- [Task details] The answer must consist of every record, printed exactly as it stands.

[Stored items]
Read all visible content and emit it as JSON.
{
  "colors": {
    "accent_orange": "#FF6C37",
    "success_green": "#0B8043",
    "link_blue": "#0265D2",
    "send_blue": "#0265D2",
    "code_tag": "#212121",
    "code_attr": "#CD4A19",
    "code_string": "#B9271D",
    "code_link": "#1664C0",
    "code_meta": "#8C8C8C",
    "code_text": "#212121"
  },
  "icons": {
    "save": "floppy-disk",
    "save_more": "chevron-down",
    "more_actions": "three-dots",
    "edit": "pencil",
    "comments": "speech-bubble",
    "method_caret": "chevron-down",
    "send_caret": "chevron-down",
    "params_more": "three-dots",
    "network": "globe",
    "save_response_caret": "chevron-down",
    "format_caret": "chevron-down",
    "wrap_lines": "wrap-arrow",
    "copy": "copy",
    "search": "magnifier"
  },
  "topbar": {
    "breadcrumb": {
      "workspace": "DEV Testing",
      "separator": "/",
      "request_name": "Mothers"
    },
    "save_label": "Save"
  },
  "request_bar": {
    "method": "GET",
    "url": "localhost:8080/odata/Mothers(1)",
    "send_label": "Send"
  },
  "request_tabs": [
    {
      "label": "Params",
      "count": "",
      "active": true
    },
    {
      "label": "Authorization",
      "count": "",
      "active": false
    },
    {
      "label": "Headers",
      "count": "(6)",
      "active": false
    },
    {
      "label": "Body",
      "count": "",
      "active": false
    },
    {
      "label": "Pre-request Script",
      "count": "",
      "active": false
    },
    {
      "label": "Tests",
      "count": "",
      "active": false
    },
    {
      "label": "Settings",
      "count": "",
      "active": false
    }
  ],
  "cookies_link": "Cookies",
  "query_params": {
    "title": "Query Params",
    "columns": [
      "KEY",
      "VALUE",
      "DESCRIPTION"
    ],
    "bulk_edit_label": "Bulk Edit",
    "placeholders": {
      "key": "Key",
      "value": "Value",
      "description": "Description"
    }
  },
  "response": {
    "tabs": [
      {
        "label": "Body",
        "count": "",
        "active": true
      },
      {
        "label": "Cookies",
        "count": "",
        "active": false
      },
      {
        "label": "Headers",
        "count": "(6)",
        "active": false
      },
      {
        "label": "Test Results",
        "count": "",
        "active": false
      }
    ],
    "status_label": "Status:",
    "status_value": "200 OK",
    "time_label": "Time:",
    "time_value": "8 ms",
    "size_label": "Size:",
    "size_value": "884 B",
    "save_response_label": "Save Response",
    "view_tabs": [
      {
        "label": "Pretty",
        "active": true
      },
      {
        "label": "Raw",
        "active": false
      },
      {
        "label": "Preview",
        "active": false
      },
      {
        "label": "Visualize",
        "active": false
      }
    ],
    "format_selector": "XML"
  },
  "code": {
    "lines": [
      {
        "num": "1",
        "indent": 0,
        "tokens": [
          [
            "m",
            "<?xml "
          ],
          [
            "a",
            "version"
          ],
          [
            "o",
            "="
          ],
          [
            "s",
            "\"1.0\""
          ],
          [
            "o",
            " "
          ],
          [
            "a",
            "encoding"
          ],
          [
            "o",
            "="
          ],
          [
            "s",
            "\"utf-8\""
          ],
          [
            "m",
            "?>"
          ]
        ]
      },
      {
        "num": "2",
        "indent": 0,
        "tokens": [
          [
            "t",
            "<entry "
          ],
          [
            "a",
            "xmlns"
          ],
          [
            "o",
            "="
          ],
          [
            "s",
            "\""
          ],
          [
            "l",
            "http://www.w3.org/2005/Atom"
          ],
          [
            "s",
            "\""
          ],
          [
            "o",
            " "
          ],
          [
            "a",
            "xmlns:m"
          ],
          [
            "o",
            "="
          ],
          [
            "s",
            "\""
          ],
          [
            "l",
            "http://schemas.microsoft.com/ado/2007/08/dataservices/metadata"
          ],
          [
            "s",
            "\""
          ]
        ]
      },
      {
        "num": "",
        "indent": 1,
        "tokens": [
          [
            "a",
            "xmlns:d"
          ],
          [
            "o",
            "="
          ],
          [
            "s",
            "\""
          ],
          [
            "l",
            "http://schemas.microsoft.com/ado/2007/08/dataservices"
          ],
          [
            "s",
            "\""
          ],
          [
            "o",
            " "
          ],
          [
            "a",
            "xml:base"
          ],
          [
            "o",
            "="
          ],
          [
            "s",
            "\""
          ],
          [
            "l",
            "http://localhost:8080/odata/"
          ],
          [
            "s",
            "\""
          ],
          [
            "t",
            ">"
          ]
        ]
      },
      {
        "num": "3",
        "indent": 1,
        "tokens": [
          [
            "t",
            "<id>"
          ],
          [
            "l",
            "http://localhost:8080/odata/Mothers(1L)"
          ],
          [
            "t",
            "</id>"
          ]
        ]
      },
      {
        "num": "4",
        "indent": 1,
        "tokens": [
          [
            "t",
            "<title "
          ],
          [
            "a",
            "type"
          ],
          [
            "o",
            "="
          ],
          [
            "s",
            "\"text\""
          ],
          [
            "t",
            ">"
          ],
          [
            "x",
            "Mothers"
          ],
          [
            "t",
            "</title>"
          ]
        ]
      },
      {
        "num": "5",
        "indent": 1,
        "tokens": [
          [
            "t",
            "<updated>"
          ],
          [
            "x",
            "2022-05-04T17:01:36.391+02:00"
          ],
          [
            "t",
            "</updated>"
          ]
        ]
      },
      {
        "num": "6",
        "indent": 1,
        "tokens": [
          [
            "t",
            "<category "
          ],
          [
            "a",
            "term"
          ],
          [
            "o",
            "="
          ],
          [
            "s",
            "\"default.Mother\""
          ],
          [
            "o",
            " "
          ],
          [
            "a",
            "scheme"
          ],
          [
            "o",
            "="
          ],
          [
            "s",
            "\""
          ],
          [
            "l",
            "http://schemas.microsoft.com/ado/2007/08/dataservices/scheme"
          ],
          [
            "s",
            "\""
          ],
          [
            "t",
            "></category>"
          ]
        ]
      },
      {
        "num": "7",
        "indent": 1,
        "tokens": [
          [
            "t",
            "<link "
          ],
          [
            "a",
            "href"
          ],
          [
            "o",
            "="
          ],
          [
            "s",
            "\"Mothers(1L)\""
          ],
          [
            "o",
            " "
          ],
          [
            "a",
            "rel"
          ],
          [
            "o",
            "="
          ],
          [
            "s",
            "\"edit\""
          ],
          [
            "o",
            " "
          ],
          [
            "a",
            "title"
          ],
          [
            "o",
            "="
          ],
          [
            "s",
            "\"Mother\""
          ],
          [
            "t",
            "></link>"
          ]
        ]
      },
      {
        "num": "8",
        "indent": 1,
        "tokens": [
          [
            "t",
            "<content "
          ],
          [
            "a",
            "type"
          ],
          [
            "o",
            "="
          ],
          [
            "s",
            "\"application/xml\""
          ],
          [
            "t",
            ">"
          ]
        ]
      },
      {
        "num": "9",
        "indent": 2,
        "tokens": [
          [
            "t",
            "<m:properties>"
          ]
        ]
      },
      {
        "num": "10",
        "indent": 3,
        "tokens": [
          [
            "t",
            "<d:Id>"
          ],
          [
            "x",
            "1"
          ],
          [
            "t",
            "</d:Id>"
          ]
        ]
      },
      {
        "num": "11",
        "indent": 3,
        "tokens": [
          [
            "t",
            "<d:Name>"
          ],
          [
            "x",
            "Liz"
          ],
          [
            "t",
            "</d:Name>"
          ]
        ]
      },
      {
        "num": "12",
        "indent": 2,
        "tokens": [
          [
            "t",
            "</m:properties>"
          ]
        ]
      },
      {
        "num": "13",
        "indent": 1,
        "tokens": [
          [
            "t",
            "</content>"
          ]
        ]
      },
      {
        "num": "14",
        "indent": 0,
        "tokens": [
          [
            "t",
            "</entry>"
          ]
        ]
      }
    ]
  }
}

- [Solved problem]
Read all visible content and emit it as JSON.
{
  "colors": {
    "accent_orange": "#FF6C37",
    "success_green": "#0B8043",
    "link_blue": "#0265D2",
    "send_blue": "#0265D2",
    "code_tag": "#212121",
    "code_attr": "#CD4A19",
    "code_string": "#B9271D",
    "code_link": "#1664C0",
    "code_meta": "#8C8C8C",
    "code_text": "#212121"
  },
  "icons": {
    "save": "floppy-disk",
    "save_more": "chevron-down",
    "more_actions": "three-dots",
    "edit": "pencil",
    "comments": "speech-bubble",
    "method_caret": "chevron-down",
    "send_caret": "chevron-down",
    "params_more": "three-dots",
    "network": "globe",
    "save_response_caret": "chevron-down",
    "format_caret": "chevron-down",
    "wrap_lines": "wrap-arrow",
    "copy": "copy",
    "search": "magnifier"
  },
  "topbar": {
    "breadcrumb": {
      "workspace": "DEV Testing",
      "separator": "/",
      "request_name": "Mothers"
    },
    "save_label": "Save"
  },
  "request_bar": {
    "method": "GET",
    "url": "localhost:8080/odata/Mothers(1)",
    "send_label": "Send"
  },
  "request_tabs": [
    {
      "label": "Params",
      "count": "",
      "active": true
    },
    {
      "label": "Authorization",
      "count": "",
      "active": false
    },
    {
      "label": "Headers",
      "count": "(6)",
      "active": false
    },
    {
      "label": "Body",
      "count": "",
      "active": false
    },
    {
      "label": "Pre-request Script",
      "count": "",
      "active": false
    },
    {
      "label": "Tests",
      "count": "",
      "active": false
    },
    {
      "label": "Settings",
      "count": "",
      "active": false
    }
  ],
  "cookies_link": "Cookies",
  "query_params": {
    "title": "Query Params",
    "columns": [
      "KEY",
      "VALUE",
      "DESCRIPTION"
    ],
    "bulk_edit_label": "Bulk Edit",
    "placeholders": {
      "key": "Key",
      "value": "Value",
      "description": "Description"
    }
  },
  "response": {
    "tabs": [
      {
        "label": "Body",
        "count": "",
        "active": true
      },
      {
        "label": "Cookies",
        "count": "",
        "active": false
      },
      {
        "label": "Headers",
        "count": "(6)",
        "active": false
      },
      {
        "label": "Test Results",
        "count": "",
        "active": false
      }
    ],
    "status_label": "Status:",
    "status_value": "200 OK",
    "time_label": "Time:",
    "time_value": "8 ms",
    "size_label": "Size:",
    "size_value": "884 B",
    "save_response_label": "Save Response",
    "view_tabs": [
      {
        "label": "Pretty",
        "active": true
      },
      {
        "label": "Raw",
        "active": false
      },
      {
        "label": "Preview",
        "active": false
      },
      {
        "label": "Visualize",
        "active": false
      }
    ],
    "format_selector": "XML"
  },
  "code": {
    "lines": [
      {
        "num": "1",
        "indent": 0,
        "tokens": [
          [
            "m",
            "<?xml "
          ],
          [
            "a",
            "version"
          ],
          [
            "o",
            "="
          ],
          [
            "s",
            "\"1.0\""
          ],
          [
            "o",
            " "
          ],
          [
            "a",
            "encoding"
          ],
          [
            "o",
            "="
          ],
          [
            "s",
            "\"utf-8\""
          ],
          [
            "m",
            "?>"
          ]
        ]
      },
      {
        "num": "2",
        "indent": 0,
        "tokens": [
          [
            "t",
            "<entry "
          ],
          [
            "a",
            "xmlns"
          ],
          [
            "o",
            "="
          ],
          [
            "s",
            "\""
          ],
          [
            "l",
            "http://www.w3.org/2005/Atom"
          ],
          [
            "s",
            "\""
          ],
          [
            "o",
            " "
          ],
          [
            "a",
            "xmlns:m"
          ],
          [
            "o",
            "="
          ],
          [
            "s",
            "\""
          ],
          [
            "l",
            "http://schemas.microsoft.com/ado/2007/08/dataservices/metadata"
          ],
          [
            "s",
            "\""
          ]
        ]
      },
      {
        "num": "",
        "indent": 1,
        "tokens": [
          [
            "a",
            "xmlns:d"
          ],
          [
            "o",
            "="
          ],
          [
            "s",
            "\""
          ],
          [
            "l",
            "http://schemas.microsoft.com/ado/2007/08/dataservices"
          ],
          [
            "s",
            "\""
          ],
          [
            "o",
            " "
          ],
          [
            "a",
            "xml:base"
          ],
          [
            "o",
            "="
          ],
          [
            "s",
            "\""
          ],
          [
            "l",
            "http://localhost:8080/odata/"
          ],
          [
            "s",
            "\""
          ],
          [
            "t",
            ">"
          ]
        ]
      },
      {
        "num": "3",
        "indent": 1,
        "tokens": [
          [
            "t",
            "<id>"
          ],
          [
            "l",
            "http://localhost:8080/odata/Mothers(1L)"
          ],
          [
            "t",
            "</id>"
          ]
        ]
      },
      {
        "num": "4",
        "indent": 1,
        "tokens": [
          [
            "t",
            "<title "
          ],
          [
            "a",
            "type"
          ],
          [
            "o",
            "="
          ],
          [
            "s",
            "\"text\""
          ],
          [
            "t",
            ">"
          ],
          [
            "x",
            "Mothers"
          ],
          [
            "t",
            "</title>"
          ]
        ]
      },
      {
        "num": "5",
        "indent": 1,
        "tokens": [
          [
            "t",
            "<updated>"
          ],
          [
            "x",
            "2022-05-04T17:01:36.391+02:00"
          ],
          [
            "t",
            "</updated>"
          ]
        ]
      },
      {
        "num": "6",
        "indent": 1,
        "tokens": [
          [
            "t",
            "<category "
          ],
          [
            "a",
            "term"
          ],
          [
            "o",
            "="
          ],
          [
            "s",
            "\"default.Mother\""
          ],
          [
            "o",
            " "
          ],
          [
            "a",
            "scheme"
          ],
          [
            "o",
            "="
          ],
          [
            "s",
            "\""
          ],
          [
            "l",
            "http://schemas.microsoft.com/ado/2007/08/dataservices/scheme"
          ],
          [
            "s",
            "\""
          ],
          [
            "t",
            "></category>"
          ]
        ]
      },
      {
        "num": "7",
        "indent": 1,
        "tokens": [
          [
            "t",
            "<link "
          ],
          [
            "a",
            "href"
          ],
          [
            "o",
            "="
          ],
          [
            "s",
            "\"Mothers(1L)\""
          ],
          [
            "o",
            " "
          ],
          [
            "a",
            "rel"
          ],
          [
            "o",
            "="
          ],
          [
            "s",
            "\"edit\""
          ],
          [
            "o",
            " "
          ],
          [
            "a",
            "title"
          ],
          [
            "o",
            "="
          ],
          [
            "s",
            "\"Mother\""
          ],
          [
            "t",
            "></link>"
          ]
        ]
      },
      {
        "num": "8",
        "indent": 1,
        "tokens": [
          [
            "t",
            "<content "
          ],
          [
            "a",
            "type"
          ],
          [
            "o",
            "="
          ],
          [
            "s",
            "\"application/xml\""
          ],
          [
            "t",
            ">"
          ]
        ]
      },
      {
        "num": "9",
        "indent": 2,
        "tokens": [
          [
            "t",
            "<m:properties>"
          ]
        ]
      },
      {
        "num": "10",
        "indent": 3,
        "tokens": [
          [
            "t",
            "<d:Id>"
          ],
          [
            "x",
            "1"
          ],
          [
            "t",
            "</d:Id>"
          ]
        ]
      },
      {
        "num": "11",
        "indent": 3,
        "tokens": [
          [
            "t",
            "<d:Name>"
          ],
          [
            "x",
            "Liz"
          ],
          [
            "t",
            "</d:Name>"
          ]
        ]
      },
      {
        "num": "12",
        "indent": 2,
        "tokens": [
          [
            "t",
            "</m:properties>"
          ]
        ]
      },
      {
        "num": "13",
        "indent": 1,
        "tokens": [
          [
            "t",
            "</content>"
          ]
        ]
      },
      {
        "num": "14",
        "indent": 0,
        "tokens": [
          [
            "t",
            "</entry>"
          ]
        ]
      }
    ]
  }
}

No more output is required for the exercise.